In the rapidly growing Internet-centred application world, hard drive-based relational databases aren’t always fast enough, according to proponents of a new approach called main memory databases (MMDBs).
MMDBs, also referred to as in-memory databases, sport functions similar to relational or multidimensional databases but with performance that is significantly higher. This is because MMDBs live in a computer’s RAM.
“If it’s in memory, your search and retrieve operations are conducted in memory,” explained Sanjeev Varma, research director at Gartner Group Inc. in San Jose, Calif. “[With disk-based databases], the data’s on disk at different locations on the disk, and so the I/O operations take more time to execute than in-memory operations.”
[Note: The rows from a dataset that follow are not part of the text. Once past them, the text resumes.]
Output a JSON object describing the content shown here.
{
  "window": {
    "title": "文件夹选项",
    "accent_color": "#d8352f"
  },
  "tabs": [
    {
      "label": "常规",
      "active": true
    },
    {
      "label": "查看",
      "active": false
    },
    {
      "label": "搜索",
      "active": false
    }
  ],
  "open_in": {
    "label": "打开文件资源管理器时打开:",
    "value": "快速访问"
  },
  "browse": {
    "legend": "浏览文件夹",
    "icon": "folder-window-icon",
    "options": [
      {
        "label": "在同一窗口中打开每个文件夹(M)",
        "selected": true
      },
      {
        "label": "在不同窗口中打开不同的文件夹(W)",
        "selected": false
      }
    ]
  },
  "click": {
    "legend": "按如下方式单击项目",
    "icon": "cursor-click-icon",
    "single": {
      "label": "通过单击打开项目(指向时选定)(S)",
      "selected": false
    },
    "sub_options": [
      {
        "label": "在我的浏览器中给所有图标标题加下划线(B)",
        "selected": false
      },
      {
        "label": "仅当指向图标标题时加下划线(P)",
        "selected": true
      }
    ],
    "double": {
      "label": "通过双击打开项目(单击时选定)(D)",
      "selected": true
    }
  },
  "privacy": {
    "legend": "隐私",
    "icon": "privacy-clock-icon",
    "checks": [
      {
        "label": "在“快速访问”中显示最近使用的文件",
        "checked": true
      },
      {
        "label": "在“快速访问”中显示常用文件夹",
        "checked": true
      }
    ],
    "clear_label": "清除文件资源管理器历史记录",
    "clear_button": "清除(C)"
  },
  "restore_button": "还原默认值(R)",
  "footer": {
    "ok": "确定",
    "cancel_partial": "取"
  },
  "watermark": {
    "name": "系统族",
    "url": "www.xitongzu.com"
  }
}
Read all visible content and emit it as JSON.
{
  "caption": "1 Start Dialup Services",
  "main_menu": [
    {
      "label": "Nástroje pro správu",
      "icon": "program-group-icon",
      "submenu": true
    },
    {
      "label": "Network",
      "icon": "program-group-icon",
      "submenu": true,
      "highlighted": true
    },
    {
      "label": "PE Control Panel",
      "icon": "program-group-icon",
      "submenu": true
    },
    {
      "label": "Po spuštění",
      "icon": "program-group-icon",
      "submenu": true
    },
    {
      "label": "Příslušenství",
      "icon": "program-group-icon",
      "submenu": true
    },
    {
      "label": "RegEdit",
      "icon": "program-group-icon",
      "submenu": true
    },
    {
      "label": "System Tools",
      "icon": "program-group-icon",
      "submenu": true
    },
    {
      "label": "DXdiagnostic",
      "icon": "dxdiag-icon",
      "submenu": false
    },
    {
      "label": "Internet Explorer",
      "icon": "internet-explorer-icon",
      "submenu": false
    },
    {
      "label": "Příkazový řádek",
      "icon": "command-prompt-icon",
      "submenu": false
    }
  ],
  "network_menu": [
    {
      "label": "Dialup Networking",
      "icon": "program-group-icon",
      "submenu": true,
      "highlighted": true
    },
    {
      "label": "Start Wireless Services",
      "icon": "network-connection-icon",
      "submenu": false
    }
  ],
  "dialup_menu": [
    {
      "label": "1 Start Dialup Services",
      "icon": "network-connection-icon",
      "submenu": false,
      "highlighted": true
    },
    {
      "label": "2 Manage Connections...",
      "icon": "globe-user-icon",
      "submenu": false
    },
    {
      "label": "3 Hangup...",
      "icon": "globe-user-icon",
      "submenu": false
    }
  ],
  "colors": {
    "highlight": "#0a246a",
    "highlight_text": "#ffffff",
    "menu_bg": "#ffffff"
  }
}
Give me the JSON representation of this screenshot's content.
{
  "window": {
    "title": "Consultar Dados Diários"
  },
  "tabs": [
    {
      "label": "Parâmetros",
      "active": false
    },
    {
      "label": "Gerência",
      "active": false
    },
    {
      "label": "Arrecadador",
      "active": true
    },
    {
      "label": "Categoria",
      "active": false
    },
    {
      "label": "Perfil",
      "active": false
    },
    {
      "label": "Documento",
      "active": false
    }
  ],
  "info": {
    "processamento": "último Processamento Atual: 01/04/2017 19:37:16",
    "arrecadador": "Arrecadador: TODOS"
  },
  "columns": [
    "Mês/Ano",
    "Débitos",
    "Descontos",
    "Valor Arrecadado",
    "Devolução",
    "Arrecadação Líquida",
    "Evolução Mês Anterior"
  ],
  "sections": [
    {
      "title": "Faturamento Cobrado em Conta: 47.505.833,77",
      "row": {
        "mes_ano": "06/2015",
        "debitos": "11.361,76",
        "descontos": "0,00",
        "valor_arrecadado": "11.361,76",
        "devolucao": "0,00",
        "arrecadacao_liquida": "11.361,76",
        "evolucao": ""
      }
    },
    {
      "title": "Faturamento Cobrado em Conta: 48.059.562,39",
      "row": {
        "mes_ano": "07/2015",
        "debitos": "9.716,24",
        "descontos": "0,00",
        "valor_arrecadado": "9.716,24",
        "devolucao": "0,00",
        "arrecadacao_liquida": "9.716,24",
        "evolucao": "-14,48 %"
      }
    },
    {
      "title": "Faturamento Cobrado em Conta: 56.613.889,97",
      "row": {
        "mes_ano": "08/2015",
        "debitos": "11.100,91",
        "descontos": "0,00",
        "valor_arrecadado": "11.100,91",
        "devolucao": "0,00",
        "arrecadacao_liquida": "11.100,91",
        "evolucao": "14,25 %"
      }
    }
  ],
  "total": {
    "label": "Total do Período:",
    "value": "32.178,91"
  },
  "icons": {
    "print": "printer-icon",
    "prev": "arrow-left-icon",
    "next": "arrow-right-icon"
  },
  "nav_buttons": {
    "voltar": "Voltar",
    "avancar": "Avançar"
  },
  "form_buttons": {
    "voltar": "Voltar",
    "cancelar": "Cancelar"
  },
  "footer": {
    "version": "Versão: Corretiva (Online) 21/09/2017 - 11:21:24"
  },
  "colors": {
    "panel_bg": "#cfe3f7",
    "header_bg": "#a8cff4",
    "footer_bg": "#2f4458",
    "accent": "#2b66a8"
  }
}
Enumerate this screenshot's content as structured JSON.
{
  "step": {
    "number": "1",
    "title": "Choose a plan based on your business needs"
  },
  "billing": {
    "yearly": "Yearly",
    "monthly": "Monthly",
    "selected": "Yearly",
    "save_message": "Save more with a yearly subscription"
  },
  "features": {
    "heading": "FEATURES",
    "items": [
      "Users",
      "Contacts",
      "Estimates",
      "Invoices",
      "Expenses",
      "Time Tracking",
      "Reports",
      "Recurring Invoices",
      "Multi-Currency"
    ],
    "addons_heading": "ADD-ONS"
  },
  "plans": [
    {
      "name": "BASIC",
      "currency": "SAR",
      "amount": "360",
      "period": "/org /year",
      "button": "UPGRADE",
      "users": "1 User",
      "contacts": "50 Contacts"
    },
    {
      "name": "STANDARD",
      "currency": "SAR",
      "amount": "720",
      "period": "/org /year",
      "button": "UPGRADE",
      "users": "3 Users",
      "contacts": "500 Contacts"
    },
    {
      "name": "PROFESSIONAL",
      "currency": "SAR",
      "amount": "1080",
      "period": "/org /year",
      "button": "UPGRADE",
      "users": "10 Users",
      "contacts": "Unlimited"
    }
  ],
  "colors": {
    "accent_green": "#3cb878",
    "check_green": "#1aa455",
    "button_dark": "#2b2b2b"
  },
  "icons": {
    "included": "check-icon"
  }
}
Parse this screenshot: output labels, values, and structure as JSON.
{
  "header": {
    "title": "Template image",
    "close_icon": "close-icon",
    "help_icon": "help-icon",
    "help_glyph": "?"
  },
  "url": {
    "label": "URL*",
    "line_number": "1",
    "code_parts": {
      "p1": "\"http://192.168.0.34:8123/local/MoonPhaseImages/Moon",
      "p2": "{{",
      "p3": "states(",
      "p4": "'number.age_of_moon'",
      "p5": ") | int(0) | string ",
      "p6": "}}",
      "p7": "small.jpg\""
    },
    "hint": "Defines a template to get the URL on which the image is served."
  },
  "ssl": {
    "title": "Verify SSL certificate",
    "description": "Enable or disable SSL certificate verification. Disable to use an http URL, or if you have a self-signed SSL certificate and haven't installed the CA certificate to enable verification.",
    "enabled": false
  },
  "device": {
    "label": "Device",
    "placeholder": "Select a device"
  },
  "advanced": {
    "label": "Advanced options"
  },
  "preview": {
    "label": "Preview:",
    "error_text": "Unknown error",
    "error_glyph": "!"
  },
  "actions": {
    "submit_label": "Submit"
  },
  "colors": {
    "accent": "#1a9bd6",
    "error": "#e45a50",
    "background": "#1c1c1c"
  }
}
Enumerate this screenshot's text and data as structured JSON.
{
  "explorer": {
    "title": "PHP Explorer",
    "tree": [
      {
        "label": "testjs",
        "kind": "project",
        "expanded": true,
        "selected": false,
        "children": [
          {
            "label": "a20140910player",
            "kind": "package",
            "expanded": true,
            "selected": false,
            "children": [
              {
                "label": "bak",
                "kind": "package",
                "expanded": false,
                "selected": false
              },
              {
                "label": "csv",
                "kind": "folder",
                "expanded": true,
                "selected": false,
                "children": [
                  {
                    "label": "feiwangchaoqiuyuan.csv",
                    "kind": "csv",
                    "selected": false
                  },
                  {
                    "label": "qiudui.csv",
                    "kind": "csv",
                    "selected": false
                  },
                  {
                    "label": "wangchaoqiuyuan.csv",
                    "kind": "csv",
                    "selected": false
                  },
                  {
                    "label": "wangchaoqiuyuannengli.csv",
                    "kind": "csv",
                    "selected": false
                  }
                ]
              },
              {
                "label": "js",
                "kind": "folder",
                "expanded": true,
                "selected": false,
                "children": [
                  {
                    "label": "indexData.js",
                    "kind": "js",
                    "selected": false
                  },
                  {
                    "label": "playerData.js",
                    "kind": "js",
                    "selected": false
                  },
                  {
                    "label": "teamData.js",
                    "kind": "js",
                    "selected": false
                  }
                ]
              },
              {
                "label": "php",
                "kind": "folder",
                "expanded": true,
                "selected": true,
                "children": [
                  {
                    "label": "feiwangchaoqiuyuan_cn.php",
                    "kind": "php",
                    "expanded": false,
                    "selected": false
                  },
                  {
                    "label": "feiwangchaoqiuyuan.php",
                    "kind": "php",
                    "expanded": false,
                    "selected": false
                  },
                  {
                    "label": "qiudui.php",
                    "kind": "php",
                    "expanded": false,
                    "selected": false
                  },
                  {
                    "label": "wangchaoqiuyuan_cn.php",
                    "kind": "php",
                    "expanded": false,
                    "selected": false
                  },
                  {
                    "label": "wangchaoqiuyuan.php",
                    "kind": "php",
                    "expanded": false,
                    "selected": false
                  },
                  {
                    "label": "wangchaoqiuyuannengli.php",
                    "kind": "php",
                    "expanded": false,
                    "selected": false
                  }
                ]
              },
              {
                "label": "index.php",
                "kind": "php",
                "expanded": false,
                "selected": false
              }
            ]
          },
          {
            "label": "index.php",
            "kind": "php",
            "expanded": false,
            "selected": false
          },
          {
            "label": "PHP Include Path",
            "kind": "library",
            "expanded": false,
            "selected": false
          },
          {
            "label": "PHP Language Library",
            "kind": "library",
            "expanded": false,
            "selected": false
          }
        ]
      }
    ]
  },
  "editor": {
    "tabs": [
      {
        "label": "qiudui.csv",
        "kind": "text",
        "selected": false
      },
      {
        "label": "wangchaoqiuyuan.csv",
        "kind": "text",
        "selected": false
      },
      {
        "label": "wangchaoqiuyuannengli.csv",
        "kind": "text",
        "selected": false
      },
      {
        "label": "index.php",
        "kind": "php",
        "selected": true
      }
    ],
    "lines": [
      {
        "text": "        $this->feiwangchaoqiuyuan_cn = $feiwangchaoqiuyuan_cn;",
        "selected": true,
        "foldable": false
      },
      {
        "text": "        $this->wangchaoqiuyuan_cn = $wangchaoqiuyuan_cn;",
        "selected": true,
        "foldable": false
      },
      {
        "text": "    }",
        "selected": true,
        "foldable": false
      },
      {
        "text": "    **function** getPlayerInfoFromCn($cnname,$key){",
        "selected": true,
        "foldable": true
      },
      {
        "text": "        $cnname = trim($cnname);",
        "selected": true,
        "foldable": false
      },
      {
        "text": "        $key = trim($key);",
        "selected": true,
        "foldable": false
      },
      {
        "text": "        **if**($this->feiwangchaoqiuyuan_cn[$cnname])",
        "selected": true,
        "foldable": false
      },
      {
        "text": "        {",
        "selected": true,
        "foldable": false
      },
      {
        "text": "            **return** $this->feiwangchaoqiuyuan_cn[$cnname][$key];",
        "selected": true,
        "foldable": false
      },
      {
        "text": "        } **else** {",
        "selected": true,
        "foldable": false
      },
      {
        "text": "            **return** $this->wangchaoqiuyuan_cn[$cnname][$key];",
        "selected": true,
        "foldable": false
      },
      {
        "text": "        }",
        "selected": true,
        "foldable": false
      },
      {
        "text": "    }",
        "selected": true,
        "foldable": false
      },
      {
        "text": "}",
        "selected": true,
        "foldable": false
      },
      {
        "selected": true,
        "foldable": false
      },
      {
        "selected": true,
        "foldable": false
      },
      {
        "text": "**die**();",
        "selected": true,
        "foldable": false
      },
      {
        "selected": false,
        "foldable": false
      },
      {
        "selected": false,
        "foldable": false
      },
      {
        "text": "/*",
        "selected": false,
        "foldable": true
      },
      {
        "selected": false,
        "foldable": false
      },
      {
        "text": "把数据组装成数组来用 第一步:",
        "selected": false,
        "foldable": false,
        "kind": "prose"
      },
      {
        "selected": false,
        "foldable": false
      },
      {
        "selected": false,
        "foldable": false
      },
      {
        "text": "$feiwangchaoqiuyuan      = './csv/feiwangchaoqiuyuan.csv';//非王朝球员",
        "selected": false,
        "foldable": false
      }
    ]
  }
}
Varma said this has been around for a little while, but now that Microsoft is getting involved with MMDBs the technology is going to get additional attention.
What Microsoft is calling the In-Memory Database will be shipped as part of Windows 2000. “It gives you fully transactional database systems designed to provide extremely fast access to data without having to go to a hard drive,” said Erik Moll, marketing manager for Windows NT Server at Microsoft Canada Co. in Mississauga, Ont.
Moll said the technology will be especially useful for e-commerce applications.
“Anything that’s querying against an existing database to validate data or have data go against a particular account, and you want a very quick response — that’s where it fits in,” he said.
TimesTen Performance Software, a Mountain View, Calif.-based Hewlett-Packard Co. spin-off company, was the first to ship a commercial MMDB back in February 1998, according to Tim Shetler, vice-president of marketing for TimesTen. He said that although the approach is fairly new in commercial terms, the research that went into MMDBs occurred back in the mid-’80s.
“Places like IBM, AT&T, and Bell Labs all did a lot of research,” Shetler said. “In fact, telecommunications companies and big industrial companies that had the wherewithal actually built, for internal use, some earlier versions of MMDBs that were used in telephone switching equipment and military applications and things like that.”
It took so long to make it into mainstream commercial markets, he said, simply because of economics.
“There’s been a relentless decline in the price of memory,” he said. “You can now buy a lot of memory and hold a pretty big database and not spend a lot of money on that memory.”
He said that buying a gigabyte of memory 20 years ago – even if it was possible to put a gigabyte on a computer back then — would cost about $5 million. Today, a gigabyte of physical memory costs less than $3,000.
The other factor that’s helping to bring MMDBs into the commercial world is the advent of 64-bit computing, he said.
“Thirty-two bit computers, which are still the most prevalent, will limit the amount of memory that an application can address to something like two to three gigabytes — depending on which system you’re talking about — which means that’s the biggest database you could put in physical memory,” Shetler said. “However, the new 64-bit systems — which you can get from Sun, HP, Compaq, Silicon Graphics and IBM — will allow in-memory databases that are tens of gigabytes in size.”
He said the main target group currently includes voice and data network suppliers.
Kanata, Ont.-based Bridgewater Systems is now testing TimesTen’s product. Bridgewater develops systems and software for use by ISPs and it plans to incorporate the MMDB as part of its products.
“The reason for [using MMDBs] is that we are monitoring a large number of resources — we basically support up to five million subscribers in our particular product,” said Kirby Kostner, a product manager at Bridgewater.
“MMDBs allow us to actually track, in real-time, the number of simultaneous sessions that are taking place from a particular subscriber.”
He agreed that speed and performance are the major issues.
“Based on the number of concurrent operations that are occurring and authentications we have to perform, we need to be able to provide hundreds of authentications per second, and to be able to track which particular subscribers are available at that time.”